When you (or at least I do) think about Utah, religious fanaticism, polygamy (thanks in part to HBO’s Big Love) and an overall sense of sexual and emotional repression come to mind. Perhaps because of the above preconceived notions, Gaza’s He Is Never Coming Back is a tumultuous collection of powerful, almost too emotional songs that are heavy – not for simply being dudes from Salt Lake City who want to show who has the biggest balls on the block, but simply because they have something very powerful to day. And perhaps because of where they are from, the young quartet’s views on life are a tad harsher than from many of their contemporaries.
What makes this album is both the distinctiveness of vocalist Jon Parkin’s roar, whose honesty is clearly defined in his exceptionally powerful delivery, and the sheer force of the music, courtesy of a Today is the Day meets Oxbow – esque experimental yet sludgy, blues-influenced vibe. Drums are heavy but tempered with their careful precision. “Bishop” is a standout with its doom-laden, hypnotic bass line and rhythms that are broken up with the jazzy high-hat taps.
The (relatively) quiet interludes of “The Biologist,” the acoustic “The Anthropologist” and “The Astronomer” seem to be there to break up the dense yet electrifying “Canine Disposal Unit” and “The Meat of a Leg Joint.” Both tracks and “The Astronomer” apply overlapping vocals to create what sounds like a chorus of madmen, and both clearly display Parkin’s talent as not only a phenomenal vocalist, but one who can sincerely convey what he wants – or in this case – what he has to say. This band does not need the flourishes of sampling or vocal tricks to make a point, but there is an unbridled anger that weighs this recording down and depending on your mood, you are either going to find the beauty within this, or dismiss it.

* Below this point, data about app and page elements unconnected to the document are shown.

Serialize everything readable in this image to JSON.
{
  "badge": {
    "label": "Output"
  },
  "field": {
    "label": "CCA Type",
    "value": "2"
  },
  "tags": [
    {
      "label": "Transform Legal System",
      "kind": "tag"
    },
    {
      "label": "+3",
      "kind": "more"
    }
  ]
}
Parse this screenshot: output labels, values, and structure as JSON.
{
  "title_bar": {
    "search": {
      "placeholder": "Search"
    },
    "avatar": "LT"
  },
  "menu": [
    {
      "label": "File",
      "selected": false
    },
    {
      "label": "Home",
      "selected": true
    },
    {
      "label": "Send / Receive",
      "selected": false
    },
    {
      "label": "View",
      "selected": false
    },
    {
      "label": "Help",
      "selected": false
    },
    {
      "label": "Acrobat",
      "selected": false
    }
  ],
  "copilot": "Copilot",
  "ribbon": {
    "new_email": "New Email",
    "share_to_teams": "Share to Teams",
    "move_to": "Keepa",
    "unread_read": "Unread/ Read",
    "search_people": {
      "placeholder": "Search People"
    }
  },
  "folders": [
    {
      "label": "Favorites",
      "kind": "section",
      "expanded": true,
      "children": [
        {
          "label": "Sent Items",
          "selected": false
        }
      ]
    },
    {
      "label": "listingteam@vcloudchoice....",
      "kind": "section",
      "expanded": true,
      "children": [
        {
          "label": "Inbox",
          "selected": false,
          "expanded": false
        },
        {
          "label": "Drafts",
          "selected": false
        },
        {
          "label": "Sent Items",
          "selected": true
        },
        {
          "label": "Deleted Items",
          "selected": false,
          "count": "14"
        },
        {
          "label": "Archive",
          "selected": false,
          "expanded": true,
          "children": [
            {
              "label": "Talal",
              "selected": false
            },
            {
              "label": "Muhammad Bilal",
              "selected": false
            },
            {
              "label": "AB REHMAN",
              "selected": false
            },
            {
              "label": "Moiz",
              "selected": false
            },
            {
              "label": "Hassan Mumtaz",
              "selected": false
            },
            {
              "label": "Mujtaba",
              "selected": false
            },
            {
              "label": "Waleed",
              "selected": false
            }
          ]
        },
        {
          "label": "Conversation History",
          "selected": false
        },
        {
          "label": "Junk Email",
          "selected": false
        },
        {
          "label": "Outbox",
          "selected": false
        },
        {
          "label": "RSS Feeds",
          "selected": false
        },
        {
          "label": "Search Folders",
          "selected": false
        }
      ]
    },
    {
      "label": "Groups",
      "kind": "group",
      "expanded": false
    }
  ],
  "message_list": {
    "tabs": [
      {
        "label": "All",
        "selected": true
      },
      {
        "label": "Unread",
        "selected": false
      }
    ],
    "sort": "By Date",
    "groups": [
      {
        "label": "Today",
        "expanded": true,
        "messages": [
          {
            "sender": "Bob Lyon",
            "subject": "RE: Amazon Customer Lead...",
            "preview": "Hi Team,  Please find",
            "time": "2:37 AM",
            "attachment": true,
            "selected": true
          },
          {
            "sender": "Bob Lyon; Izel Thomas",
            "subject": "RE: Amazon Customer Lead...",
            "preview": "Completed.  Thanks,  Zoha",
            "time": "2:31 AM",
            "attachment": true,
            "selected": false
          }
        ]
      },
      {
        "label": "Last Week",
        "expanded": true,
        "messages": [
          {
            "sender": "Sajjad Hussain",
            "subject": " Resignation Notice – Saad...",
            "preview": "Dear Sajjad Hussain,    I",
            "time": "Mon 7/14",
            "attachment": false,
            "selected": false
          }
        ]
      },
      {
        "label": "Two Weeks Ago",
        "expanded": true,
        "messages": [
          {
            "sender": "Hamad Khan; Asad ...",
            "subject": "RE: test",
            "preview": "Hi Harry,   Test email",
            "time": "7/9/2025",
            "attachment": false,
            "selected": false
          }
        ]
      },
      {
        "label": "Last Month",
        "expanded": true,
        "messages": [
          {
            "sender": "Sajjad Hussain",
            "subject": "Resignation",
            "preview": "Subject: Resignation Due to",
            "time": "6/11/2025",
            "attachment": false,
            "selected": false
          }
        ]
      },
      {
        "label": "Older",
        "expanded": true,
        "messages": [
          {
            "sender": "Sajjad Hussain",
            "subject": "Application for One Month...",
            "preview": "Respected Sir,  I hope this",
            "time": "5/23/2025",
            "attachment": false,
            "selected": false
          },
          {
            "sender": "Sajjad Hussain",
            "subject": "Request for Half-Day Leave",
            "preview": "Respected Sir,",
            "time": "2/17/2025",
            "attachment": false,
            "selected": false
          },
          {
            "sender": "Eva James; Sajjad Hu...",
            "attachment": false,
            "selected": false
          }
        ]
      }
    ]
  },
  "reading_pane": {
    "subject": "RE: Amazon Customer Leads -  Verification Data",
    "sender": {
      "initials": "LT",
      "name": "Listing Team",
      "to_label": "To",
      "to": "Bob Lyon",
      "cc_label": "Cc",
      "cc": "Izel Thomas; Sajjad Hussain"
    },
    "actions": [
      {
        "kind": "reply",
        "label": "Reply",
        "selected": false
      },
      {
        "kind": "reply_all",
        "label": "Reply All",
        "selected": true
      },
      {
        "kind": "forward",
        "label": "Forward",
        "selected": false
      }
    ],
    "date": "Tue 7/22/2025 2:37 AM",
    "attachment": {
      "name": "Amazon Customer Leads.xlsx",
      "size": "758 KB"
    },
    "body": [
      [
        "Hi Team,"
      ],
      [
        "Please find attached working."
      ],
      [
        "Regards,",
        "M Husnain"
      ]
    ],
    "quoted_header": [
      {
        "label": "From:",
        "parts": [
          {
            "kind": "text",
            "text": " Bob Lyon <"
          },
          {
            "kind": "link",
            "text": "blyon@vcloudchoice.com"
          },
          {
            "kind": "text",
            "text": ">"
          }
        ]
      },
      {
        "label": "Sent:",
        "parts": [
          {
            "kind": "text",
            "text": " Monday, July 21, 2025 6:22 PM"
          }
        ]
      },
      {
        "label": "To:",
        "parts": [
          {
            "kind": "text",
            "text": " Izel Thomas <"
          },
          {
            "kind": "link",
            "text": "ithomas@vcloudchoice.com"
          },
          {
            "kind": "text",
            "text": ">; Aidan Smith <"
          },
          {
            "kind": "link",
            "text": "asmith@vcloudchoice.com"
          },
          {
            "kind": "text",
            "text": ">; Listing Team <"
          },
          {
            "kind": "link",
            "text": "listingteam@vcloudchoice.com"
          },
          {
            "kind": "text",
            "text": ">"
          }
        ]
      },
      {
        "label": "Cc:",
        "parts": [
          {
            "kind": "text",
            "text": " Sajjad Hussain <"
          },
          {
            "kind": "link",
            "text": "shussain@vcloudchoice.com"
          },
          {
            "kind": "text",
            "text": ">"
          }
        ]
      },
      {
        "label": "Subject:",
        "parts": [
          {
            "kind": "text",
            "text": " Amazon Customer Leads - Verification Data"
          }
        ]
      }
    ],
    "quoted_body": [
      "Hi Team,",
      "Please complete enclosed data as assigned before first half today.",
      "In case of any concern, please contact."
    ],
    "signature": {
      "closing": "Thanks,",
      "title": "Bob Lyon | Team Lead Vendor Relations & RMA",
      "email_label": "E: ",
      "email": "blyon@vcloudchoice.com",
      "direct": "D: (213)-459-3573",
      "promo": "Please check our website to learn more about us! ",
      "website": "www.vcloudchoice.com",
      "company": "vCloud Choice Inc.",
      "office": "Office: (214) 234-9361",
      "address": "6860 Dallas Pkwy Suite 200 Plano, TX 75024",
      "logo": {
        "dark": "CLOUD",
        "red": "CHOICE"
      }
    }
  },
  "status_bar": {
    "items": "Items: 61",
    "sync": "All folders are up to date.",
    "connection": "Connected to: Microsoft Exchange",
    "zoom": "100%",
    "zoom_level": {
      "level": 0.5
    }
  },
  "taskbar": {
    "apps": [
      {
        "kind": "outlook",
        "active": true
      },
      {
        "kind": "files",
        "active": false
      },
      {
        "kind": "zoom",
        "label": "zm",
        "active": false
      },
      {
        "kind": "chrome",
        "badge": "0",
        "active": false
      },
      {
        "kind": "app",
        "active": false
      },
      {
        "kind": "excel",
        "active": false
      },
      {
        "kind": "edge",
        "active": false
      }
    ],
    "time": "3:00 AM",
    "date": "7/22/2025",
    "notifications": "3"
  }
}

This album is not for those who are looking for a musical landscape while washing the dishes or having a few friends over for drinks. Gaza’s second full-length makes you want to sit in a dark room and think about the lyrical content and let the music take you over. Don’t get me wrong – this is not a swipe of the band at all, but rather a positive aspect of what they have accomplished. There is a level of wounded pain that is honest and makes the relatively young-ish band stand out from their musical counterparts.
9 out of 10